Stored entries
○ ○ ○ ○

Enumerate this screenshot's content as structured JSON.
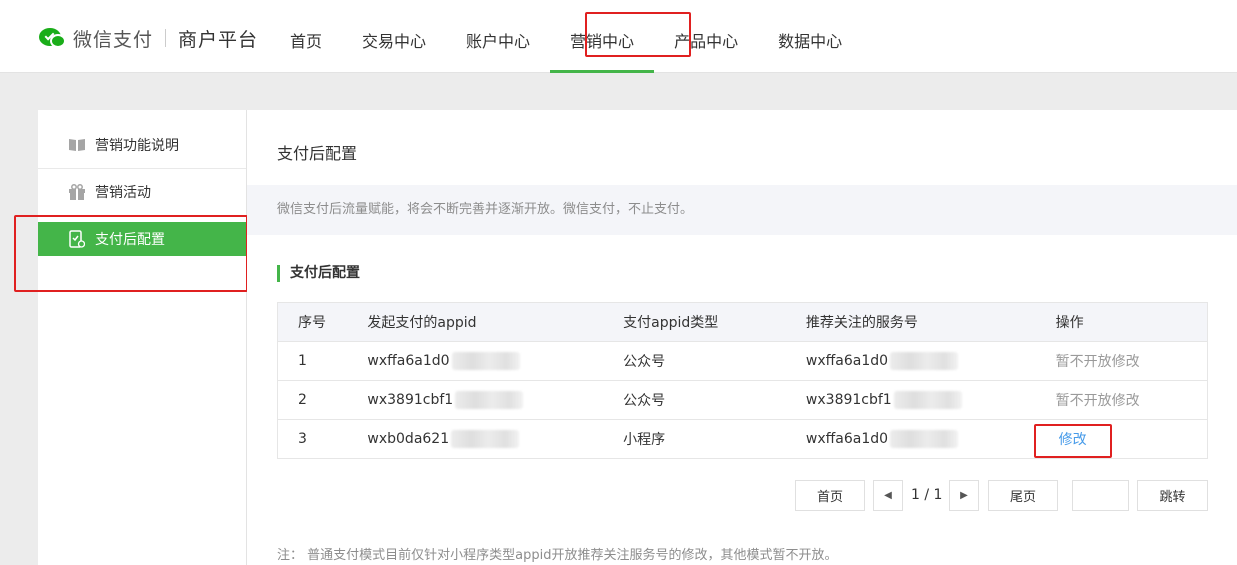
{
  "brand": {
    "name": "微信支付",
    "sub": "商户平台"
  },
  "nav": [
    "首页",
    "交易中心",
    "账户中心",
    "营销中心",
    "产品中心",
    "数据中心"
  ],
  "nav_active": "营销中心",
  "sidebar": [
    {
      "label": "营销功能说明",
      "icon": "book-icon"
    },
    {
      "label": "营销活动",
      "icon": "gift-icon"
    },
    {
      "label": "支付后配置",
      "icon": "phone-settings-icon"
    }
  ],
  "main": {
    "title": "支付后配置",
    "notice": "微信支付后流量赋能，将会不断完善并逐渐开放。微信支付，不止支付。",
    "section_title": "支付后配置",
    "table": {
      "headers": [
        "序号",
        "发起支付的appid",
        "支付appid类型",
        "推荐关注的服务号",
        "操作"
      ],
      "rows": [
        {
          "no": "1",
          "appid": "wxffa6a1d0",
          "type": "公众号",
          "service": "wxffa6a1d0",
          "op": "暂不开放修改",
          "op_link": false
        },
        {
          "no": "2",
          "appid": "wx3891cbf1",
          "type": "公众号",
          "service": "wx3891cbf1",
          "op": "暂不开放修改",
          "op_link": false
        },
        {
          "no": "3",
          "appid": "wxb0da621",
          "type": "小程序",
          "service": "wxffa6a1d0",
          "op": "修改",
          "op_link": true
        }
      ]
    },
    "pager": {
      "first": "首页",
      "current": "1 / 1",
      "last": "尾页",
      "jump": "跳转"
    },
    "note": "注： 普通支付模式目前仅针对小程序类型appid开放推荐关注服务号的修改，其他模式暂不开放。"
  },
  "colors": {
    "accent": "#44b549",
    "highlight": "#e02020",
    "link": "#459ae9"
  }
}
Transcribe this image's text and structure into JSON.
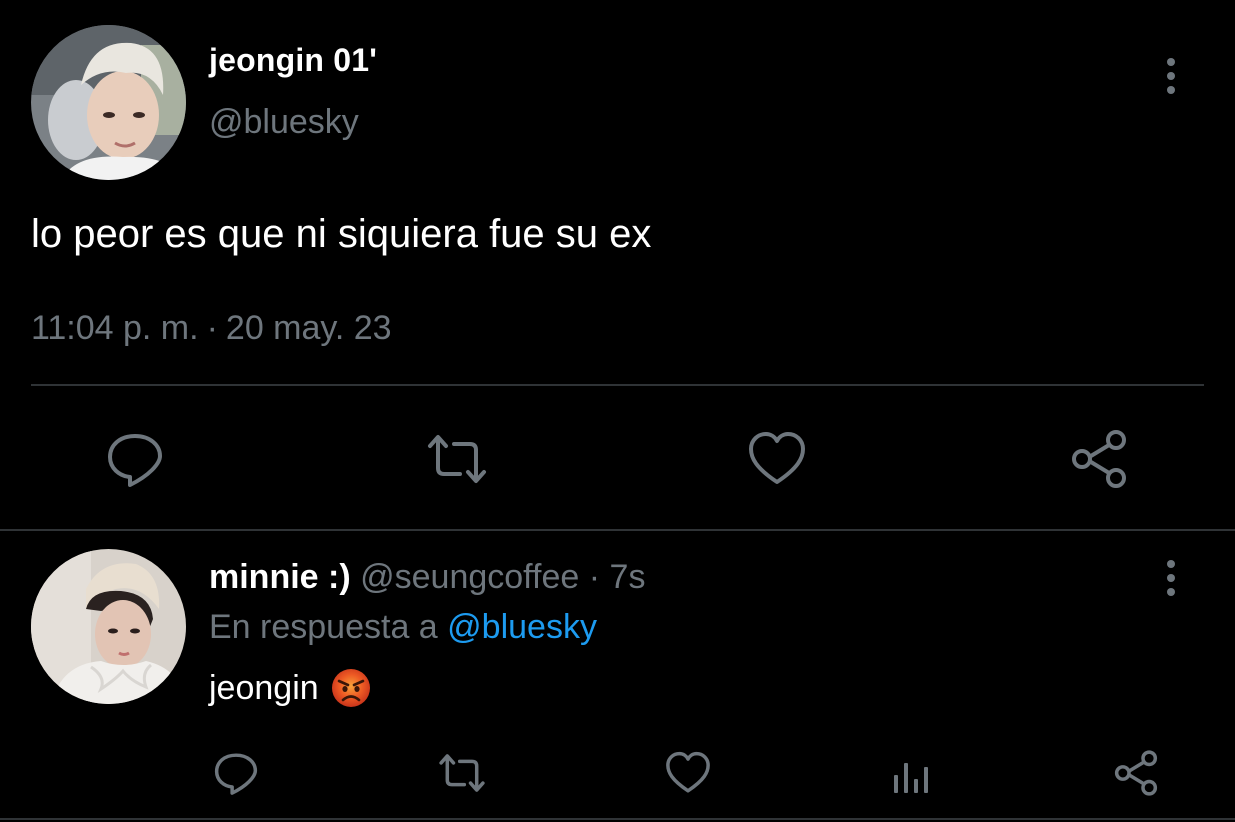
{
  "colors": {
    "background": "#000000",
    "primary_text": "#ffffff",
    "secondary_text": "#6e767d",
    "link": "#1d9bf0",
    "divider": "#2f3336"
  },
  "main_tweet": {
    "display_name": "jeongin 01'",
    "handle": "@bluesky",
    "text": "lo peor es que ni siquiera fue su ex",
    "time": "11:04 p. m.",
    "separator": "·",
    "date": "20 may. 23",
    "avatar": "profile-photo",
    "more_icon": "vertical-dots-icon",
    "actions": [
      "reply-icon",
      "retweet-icon",
      "like-icon",
      "share-icon"
    ]
  },
  "reply_tweet": {
    "display_name": "minnie :)",
    "handle": "@seungcoffee",
    "separator": "·",
    "time": "7s",
    "context_prefix": "En respuesta a",
    "context_mention": "@bluesky",
    "text": "jeongin",
    "emoji": "angry-face-emoji",
    "avatar": "profile-photo",
    "more_icon": "vertical-dots-icon",
    "actions": [
      "reply-icon",
      "retweet-icon",
      "like-icon",
      "analytics-icon",
      "share-icon"
    ]
  }
}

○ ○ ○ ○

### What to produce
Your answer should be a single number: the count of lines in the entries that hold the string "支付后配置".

### Response to the exercise
3